If you want to buy an existing, profitable, business you need to answer a couple of questions about your situation before you begin your search.

First, how much money do you have available for a down payment before borrowing any money from any banks, credit cards, etc. It will be very, very difficult to buy a good business without a down payment.

Second, what's the minimum amount of money you need to make from the business to live on once you buy the business.

If those two numbers are reasonably close to each other you have a decent shot at buying a business.

Here is a "typical" deal:

Business earnings (Seller's Discretionary Earnings)  $75,000
Selling Price of business   $200,000
Down payment    $50,000
 Earnings/Salary you need  $50,000
Get an SBA Loan for $150,000
Annual Payments for your SBA Loan $20,500 (10 years @ 6.5%)

Business earnings $75,000 - $20,500 (debt payments) = $54,500 to you the new owner.

Also, when thinking about your down payment there is a mechanism to use you 401(k) funds to buy a business without incurring early withdrawal penalties nor tax obligations.

If you want to be in business for yourself it's always a good idea to get informed and look at all your options.

Sunday, January 2, 2011

Why would someone sell me their perfectly good business?

Often small business buyers wonder about this. There is an all too frequent buyer attitude that says "If it is a good business they wouldn't be willing to sell it to me!"
Here are some reasons we see business owner want to sell:
  1. Divorce of husband and wife owners
  2. Partnership disputes
  3. Owner health issues
  4. Kids don't want the business and the owner has gotten to retirement age.
  5. The business has gotten bigger than the skills of the owner
  6. The business needs professional management
  7. The industry is changing faster than the owner wants to change (in this case the owner is always convinced the market is wrong and he is right).
  8. The business is totally debt free and the owner doesn't want to take on debt to grow.
There are many other reasons that make sense to the seller, even if it doesn't always make sense to the buyer. the tricky part is, because confidentiality is so important it takes some work to locate a good business to buy.

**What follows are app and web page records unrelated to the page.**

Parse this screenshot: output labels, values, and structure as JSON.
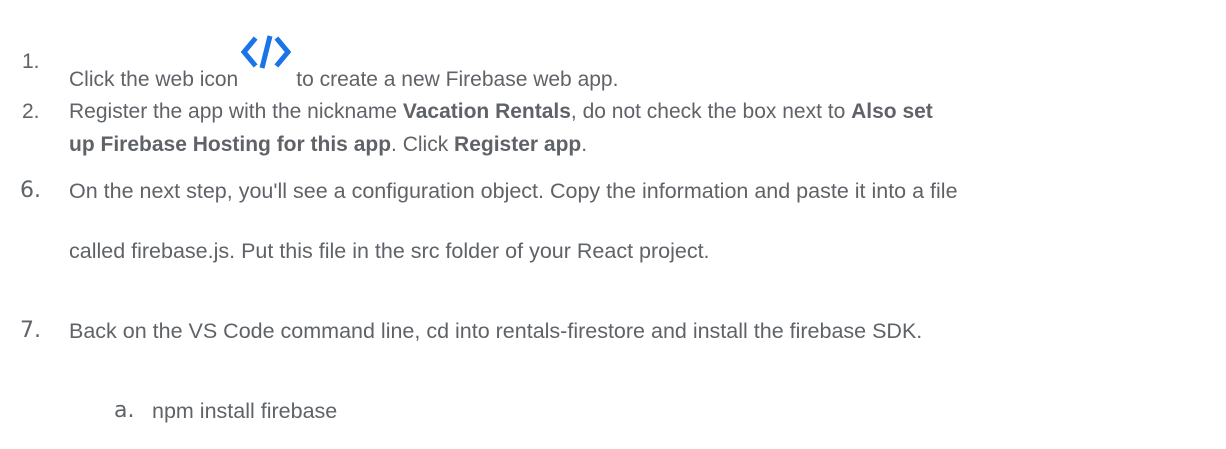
{
  "steps": {
    "s1": {
      "number": "1.",
      "text_before": "Click the web icon",
      "icon": "code-brackets-icon",
      "text_after": "to create a new Firebase web app."
    },
    "s2": {
      "number": "2.",
      "line1_a": "Register the app with the nickname ",
      "line1_bold1": "Vacation Rentals",
      "line1_b": ", do not check the box next to ",
      "line1_bold2": "Also set",
      "line2_bold": "up Firebase Hosting for this app",
      "line2_a": ". Click ",
      "line2_bold2": "Register app",
      "line2_b": "."
    },
    "s6": {
      "number": "6.",
      "line1": "On the next step, you'll see a configuration object. Copy the information and paste it into a file",
      "line2": "called firebase.js. Put this file in the src folder of your React project."
    },
    "s7": {
      "number": "7.",
      "line1": "Back on the VS Code command line, cd into rentals-firestore and install the firebase SDK."
    },
    "s7a": {
      "number": "a.",
      "text": "npm install firebase"
    }
  },
  "colors": {
    "text": "#5f6368",
    "icon": "#1a73e8"
  }
}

Finding a good business for sale and buying it from a seller who has a good reason to sell could be a formula for success in a business acquisition.